MOUNT VERNON — January is National Cervical Cancer Awareness & Screening Month, a time for women to make sure they are up-to-date on the yearly Pap test.
Cervical cancer, states a poster, “is prejudiced ... it only kills women.” But, when detected very early, the survival rate is 95 percent.
The Pap test — a sampling of cervical cells examined under a microscope — is the best detector of the cell changes that could lead to cervical cancer, and is often covered by insurance, Medicaid or Medicare. But the test is considered so important that free or low-cost tests are often available. For information on where to find such tests, call the National Cancer Institute’s Information Service at 800-4-CANCER.

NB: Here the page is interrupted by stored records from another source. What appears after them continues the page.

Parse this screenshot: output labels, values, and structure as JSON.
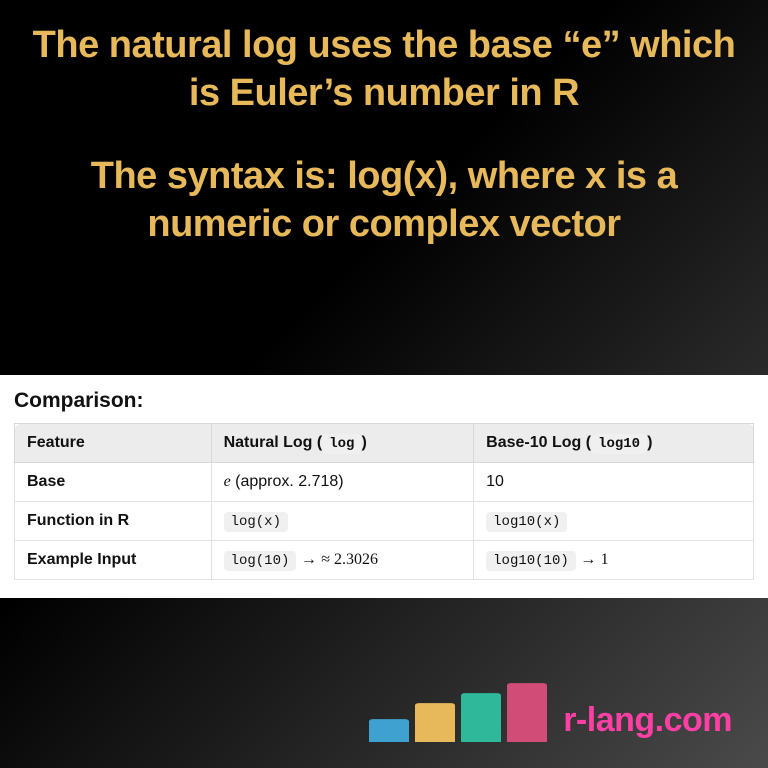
{
  "headings": {
    "line1": "The natural log uses the base “e” which is Euler’s number in R",
    "line2": "The syntax is: log(x), where x is a numeric or complex vector"
  },
  "comparison": {
    "title": "Comparison:",
    "headers": {
      "feature": "Feature",
      "nat_prefix": "Natural Log (",
      "nat_code": "log",
      "nat_suffix": ")",
      "b10_prefix": "Base-10 Log (",
      "b10_code": "log10",
      "b10_suffix": ")"
    },
    "rows": {
      "base": {
        "feature": "Base",
        "nat_e": "e",
        "nat_tail": " (approx. 2.718)",
        "b10": "10"
      },
      "func": {
        "feature": "Function in R",
        "nat_code": "log(x)",
        "b10_code": "log10(x)"
      },
      "example": {
        "feature": "Example Input",
        "nat_code": "log(10)",
        "nat_arrow": " → ",
        "nat_result": "≈ 2.3026",
        "b10_code": "log10(10)",
        "b10_arrow": " → ",
        "b10_result": "1"
      }
    }
  },
  "footer": {
    "brand": "r-lang.com"
  },
  "chart_data": {
    "type": "table",
    "title": "Comparison:",
    "columns": [
      "Feature",
      "Natural Log (log)",
      "Base-10 Log (log10)"
    ],
    "rows": [
      [
        "Base",
        "e (approx. 2.718)",
        "10"
      ],
      [
        "Function in R",
        "log(x)",
        "log10(x)"
      ],
      [
        "Example Input",
        "log(10) → ≈ 2.3026",
        "log10(10) → 1"
      ]
    ]
  }
}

“Over the last 10 years we’ve switched to different methods to evaluate the Pap test,” said Melissa Goist, M.D., a gynecologist at The Ohio State University Medical Center in Columbus. “Preparation is different now, which we feel has made the test more reliable.
“But women must remember that a Pap test is a screening test ... if it’s normal, it doesn’t mean there’s nothing wrong, and if it’s not normal, it doesn’t necessarily mean something’s wrong. That’s the important thing to remember. Pap tests have about a 70 percent accuracy rate.”
Goist said annual Pap tests should begin when women are 21, or three years after they have begun sexual activity.
“Whichever comes first,” she said.
Pap tests are recommended through age 70.
The human papillomavirus is the greatest risk factor for cervical cancer. The 100-plus types of HPV are often spread through sexual contact. In fact, women with multiple sex partners and women who began sexual activity at a young age, as well as women with human immunodeficiency virus, the precursor to AIDS, are at a greater-than-average risk of cervical cancer. The American Cancer Society states that “Most cases of cervical cancer can be prevented if a woman avoids sexual behaviors that lead to infection with HPV, the leading cause of cervical cancer.”
Modifiable risk factors include cigarette smoking, long-term use of oral contraceptives, obesity, chlamydia infection, multiple full-term pregnancies and a diet low in fruits and vegetables.
The vaccine Gardasil is the first developed to prevent the most common HPV infections. The Food and Drug Administration recommends it be administered before women become sexually active, and recommends it for ages 9 through 26.
“I’m in favor of Gardasil,” said Goist, “and heartily recommend it for my patients through age 26. The vaccine is for four of the most common types of HPV, but not all of them.”
Family history is also a factor of cervical cancer, as is race. According to the American Cancer Society, “Women who have a mother or sister who has had cervical cancer have two to three times increased risk,” and “Hispanic women have over twice the risk of developing cervical cancer compared to non-Hispanic white women, and African-American women have 1.5 times the risk of non-Hispanic white women.”
The ACS states that half of the women who develop cervical cancer are ages 35 to 55; 20 percent are diagnosed at age 65 and older. In Ohio, from 2001 through 2005, reports ACS, 66 percent of cervical cancer victims were 30 to 59. During that time period, there were 482 new cases annually in Ohio, with 157 annual deaths.
Although ACS predicted more than 11,000 new cases in 2008, deaths from cervical cancer — once the leading cause of female cancer deaths — are on the decline and have been every year since 1955, thanks to the Pap test and its increased use, public education and pelvic exams.
Women should know that there are usually no symptoms of cervical cancer until it is advanced. Those symptoms include abnormal vaginal bleeding, longer or heavier than usual menstrual bleeding and increased vaginal discharge. However, less serious health conditions can cause the same symptoms. The ACS states a healthy and safe lifestyle, an experienced gynecologist and annual Pap tests remain a woman’s best prevention against the disease.